“We, the undersigned, condemn any acts of unlawful discrimination, violence, and intimidation that target differences in national origin, race, sex, gender, religion, disability, or political viewpoint across our nation. Such acts run counter to the rights and freedoms upon which our country was founded and to the core values of the state of Vermont.
“Vermont is committed to fostering welcoming communities and an equitable, diverse, and inclusive society.”
Maybe, in a state as small in population as Vermont, people truly have to depend on each other in times of trouble, and maybe that just naturally transfers itself to cooperation on many basic levels. But also, perhaps, given this positive, common vision of the state’s identity and role in society, it’s time for the larger state of North Carolina to examine the rancor that over the past year has cost NC taxpayers millions and millions of dollars in lawsuits and left chaos in the aisles of our Statehouse. Would it be so hard to find a positive vision we could all share? Or will we continue to worship obstruction and power for the sake of power?
Perhaps it is time to expect and demand higher standards from our elected “leaders.” Perhaps it is time for them to do their jobs in the service of all.

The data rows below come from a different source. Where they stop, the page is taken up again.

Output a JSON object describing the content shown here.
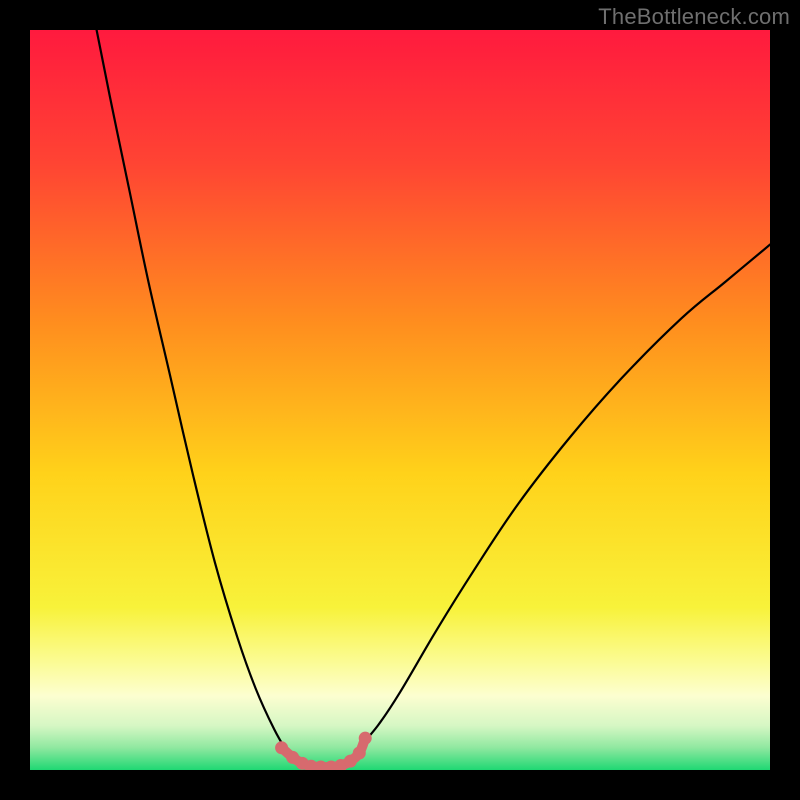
{
  "watermark": "TheBottleneck.com",
  "chart_data": {
    "type": "line",
    "title": "",
    "xlabel": "",
    "ylabel": "",
    "xlim": [
      0,
      100
    ],
    "ylim": [
      0,
      100
    ],
    "grid": false,
    "legend": false,
    "background_gradient_stops": [
      {
        "offset": 0.0,
        "color": "#ff1a3e"
      },
      {
        "offset": 0.18,
        "color": "#ff4433"
      },
      {
        "offset": 0.4,
        "color": "#ff8f1e"
      },
      {
        "offset": 0.6,
        "color": "#ffd21a"
      },
      {
        "offset": 0.78,
        "color": "#f8f23a"
      },
      {
        "offset": 0.85,
        "color": "#fbfb8f"
      },
      {
        "offset": 0.9,
        "color": "#fcfed0"
      },
      {
        "offset": 0.94,
        "color": "#d6f7c4"
      },
      {
        "offset": 0.97,
        "color": "#8fe8a0"
      },
      {
        "offset": 1.0,
        "color": "#1fd873"
      }
    ],
    "series": [
      {
        "name": "curve-left",
        "stroke": "#000000",
        "stroke_width": 2.2,
        "x": [
          9.0,
          11.0,
          13.5,
          16.0,
          19.0,
          22.0,
          25.0,
          28.0,
          30.5,
          33.0,
          35.0
        ],
        "y": [
          100.0,
          90.0,
          78.0,
          66.0,
          53.0,
          40.0,
          28.0,
          18.0,
          11.0,
          5.5,
          2.0
        ]
      },
      {
        "name": "curve-right",
        "stroke": "#000000",
        "stroke_width": 2.2,
        "x": [
          44.0,
          47.0,
          50.0,
          55.0,
          60.0,
          66.0,
          73.0,
          80.0,
          88.0,
          94.0,
          100.0
        ],
        "y": [
          2.5,
          6.0,
          10.5,
          19.0,
          27.0,
          36.0,
          45.0,
          53.0,
          61.0,
          66.0,
          71.0
        ]
      },
      {
        "name": "bottom-beads",
        "type": "scatter-line",
        "stroke": "#d76a6e",
        "stroke_width": 10,
        "marker_radius": 6.5,
        "marker_fill": "#d76a6e",
        "x": [
          34.0,
          35.5,
          36.8,
          38.0,
          39.3,
          40.7,
          42.0,
          43.3,
          44.5,
          45.3
        ],
        "y": [
          3.0,
          1.7,
          0.9,
          0.5,
          0.4,
          0.4,
          0.6,
          1.2,
          2.3,
          4.3
        ]
      }
    ]
  }
}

Nelda Holder is the author of The Thirteenth Juror – Ferguson: A Personal Look at the Grand Jury Transcripts. Read Holder’s blog, www.politicallypurplenc.com